If you're a small business owner, you know that disputes with suppliers, contractors, vendors and even customers can happen. That makes it important to understand the process of litigation — and how to best avoid it.
Learning to interpret the signs that a simple dispute might escalate to litigation can save you countless headaches as well as a great deal of money.
What are the steps to litigation?
You can't always count on litigation to be linear. Something may happen that causes situations to veer off course. However, most legal actions will follow a basic route:
- Sending a certified demand letter to the person or business with specific requests for resolution (usually performance or payment).
- Filing a petition with the court naming the defendant(s). These are fairly simple and don't require any evidence. You simply describe the problem and how the rule of law supports your position.
- The defendant files a motion to dismiss the complaint and includes an explanation of why it lacks validity and should be dismissed.
- The longest, most difficult and costly phase of litigation begins — the discovery process. It may include scouring through emails or taking depositions. It's also where cases regularly derail, as both parties file motions to quash the other side's requests or actions.
- You (and, quite probably, the other party) ask for a summary judgment. A party is only likely to get this when there is strong, compelling evidence to support their position.
- The case is set for trial. This can produce the most anxiety for litigants.
- A verdict is rendered, which can be appealed by either party.
Is litigation always necessary in a dispute?
Absolutely not. In fact, the goal of the early steps of business litigation is usually to find a way to avoid the more expensive steps, e.g., discovery, trial and appeal.
For example, the initial letter, while formal and insistent, does not necessarily have to threaten a lawsuit. An urgent and determined tone could be enough to resolve the problem. If it doesn't, you can always follow up with a second letter warning the other party that you'll file a complaint if you don't get a satisfactory response.
You'll generally be more successful at avoiding business litigation when you're open to negotiations.
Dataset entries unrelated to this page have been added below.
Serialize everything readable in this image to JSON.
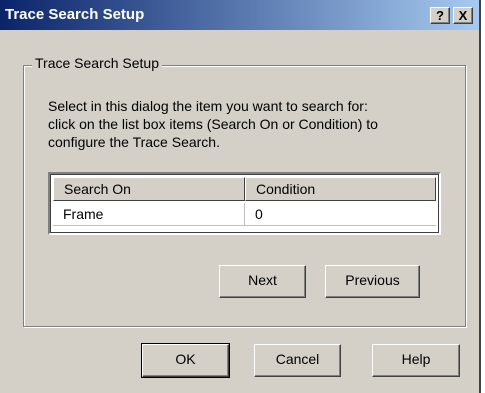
{
  "window": {
    "title": "Trace Search Setup",
    "help_glyph": "?",
    "close_glyph": "X"
  },
  "group": {
    "label": "Trace Search Setup"
  },
  "description": {
    "line1": "Select in this dialog the item you want to search for:",
    "line2": "click on the list box items (Search On or Condition) to",
    "line3": "configure the Trace Search."
  },
  "listbox": {
    "columns": [
      "Search On",
      "Condition"
    ],
    "rows": [
      [
        "Frame",
        "0"
      ]
    ]
  },
  "buttons": {
    "next": "Next",
    "previous": "Previous",
    "ok": "OK",
    "cancel": "Cancel",
    "help": "Help"
  },
  "colors": {
    "title_start": "#0a246a",
    "title_end": "#a6caf0",
    "face": "#d4d0c8"
  }
}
Consider wording your initial letter in a way that encourages communication and compromise whenever possible.
Source: Construction Executive, "Litigation and Settlement Basics – The Litigation Lifecycle," Jared Marx, accessed Jan. 25, 2018